A report titled Transforming India, outlining Modi government’s economic vision, says 175 million new jobs could be created by 2032 if the economy grows by 10 percent per annum. And to create jobs on such a large scale, there is a proposal for tax incentives and interest subsidies for selected firms and some blue-sky interventions to invigorate various job-oriented sectors. But the point is, can runaway growth rate effectively treat the chronic employment crisis with more work now being done with fewer employees in this age of robotic and automation? Besides, only the highly urbanized centers are witnessing new job creation, resulting in sluggish employment prospects in semi-urban and rural areas and aggravation of regional inequalities consequently.

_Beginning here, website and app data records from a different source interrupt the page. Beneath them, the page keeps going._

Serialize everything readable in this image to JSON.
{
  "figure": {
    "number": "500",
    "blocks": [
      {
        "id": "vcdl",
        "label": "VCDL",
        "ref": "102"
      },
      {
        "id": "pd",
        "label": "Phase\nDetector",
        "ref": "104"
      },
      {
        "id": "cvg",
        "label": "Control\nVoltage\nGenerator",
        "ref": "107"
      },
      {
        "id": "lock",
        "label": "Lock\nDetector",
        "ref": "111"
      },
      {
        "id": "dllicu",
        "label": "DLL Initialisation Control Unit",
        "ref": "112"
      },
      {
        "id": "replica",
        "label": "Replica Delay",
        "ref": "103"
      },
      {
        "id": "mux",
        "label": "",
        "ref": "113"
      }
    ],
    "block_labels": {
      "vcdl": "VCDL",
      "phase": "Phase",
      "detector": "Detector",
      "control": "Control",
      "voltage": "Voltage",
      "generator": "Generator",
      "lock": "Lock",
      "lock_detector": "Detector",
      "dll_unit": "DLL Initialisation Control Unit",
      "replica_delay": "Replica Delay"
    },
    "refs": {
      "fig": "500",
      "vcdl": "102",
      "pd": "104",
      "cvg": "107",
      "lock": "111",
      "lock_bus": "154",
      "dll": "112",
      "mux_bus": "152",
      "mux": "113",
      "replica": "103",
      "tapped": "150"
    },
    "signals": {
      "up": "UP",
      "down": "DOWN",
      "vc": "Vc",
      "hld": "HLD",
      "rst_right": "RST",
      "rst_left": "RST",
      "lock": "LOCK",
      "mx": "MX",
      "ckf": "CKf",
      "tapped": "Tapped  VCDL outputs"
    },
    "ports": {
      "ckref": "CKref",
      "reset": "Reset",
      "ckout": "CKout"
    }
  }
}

As per rating agency CARE, there has been a nominal 2.7 percent increase in India’s employment growth rate between 2011 and 2015 due to negative growth in manufacturing, while industrial production index has slowed down considerably with insufficient capacity utilization. As large manufacturers trim operations and traditional job creation engines as well as start-ups faltering, India must put emphasis on medium- and small-scale sector and leverage skill development programs to increase employability. Or else, Modi’s promised 10 million jobs a year will remain a distant dream.